(Records for processing begins)
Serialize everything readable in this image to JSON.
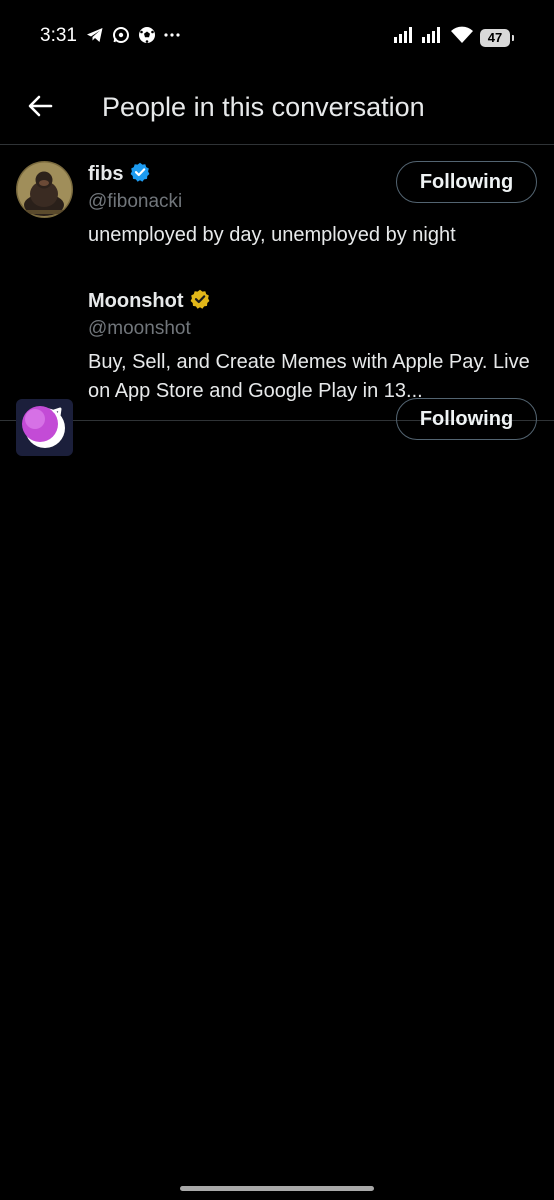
{
  "status_bar": {
    "time": "3:31",
    "left_icons": [
      "telegram-icon",
      "whatsapp-icon",
      "soccer-ball-icon",
      "more-dots-icon"
    ],
    "right_icons": [
      "signal-icon",
      "signal-icon",
      "wifi-icon"
    ],
    "battery": "47"
  },
  "header": {
    "title": "People in this conversation",
    "back_icon": "arrow-left-icon"
  },
  "people": [
    {
      "name": "fibs",
      "handle": "@fibonacki",
      "verified": "blue",
      "bio": "unemployed by day, unemployed by night",
      "follow_label": "Following"
    },
    {
      "name": "Moonshot",
      "handle": "@moonshot",
      "verified": "gold",
      "bio": "Buy, Sell, and Create Memes with Apple Pay. Live on App Store and Google Play in 13...",
      "follow_label": "Following"
    }
  ],
  "colors": {
    "background": "#000000",
    "text": "#e7e9ea",
    "muted": "#71767b",
    "divider": "#2f3336",
    "verified_blue": "#1d9bf0",
    "verified_gold": "#e2b719"
  }
}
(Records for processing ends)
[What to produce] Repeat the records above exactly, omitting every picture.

[Response box]
Serialize everything readable in this image to JSON.
{
  "status_bar": {
    "time": "3:31",
    "left_icons": [
      "telegram-icon",
      "whatsapp-icon",
      "soccer-ball-icon",
      "more-dots-icon"
    ],
    "right_icons": [
      "signal-icon",
      "signal-icon",
      "wifi-icon"
    ],
    "battery": "47"
  },
  "header": {
    "title": "People in this conversation",
    "back_icon": "arrow-left-icon"
  },
  "people": [
    {
      "name": "fibs",
      "handle": "@fibonacki",
      "verified": "blue",
      "bio": "unemployed by day, unemployed by night",
      "follow_label": "Following"
    },
    {
      "name": "Moonshot",
      "handle": "@moonshot",
      "verified": "gold",
      "bio": "Buy, Sell, and Create Memes with Apple Pay. Live on App Store and Google Play in 13...",
      "follow_label": "Following"
    }
  ],
  "colors": {
    "background": "#000000",
    "text": "#e7e9ea",
    "muted": "#71767b",
    "divider": "#2f3336",
    "verified_blue": "#1d9bf0",
    "verified_gold": "#e2b719"
  }
}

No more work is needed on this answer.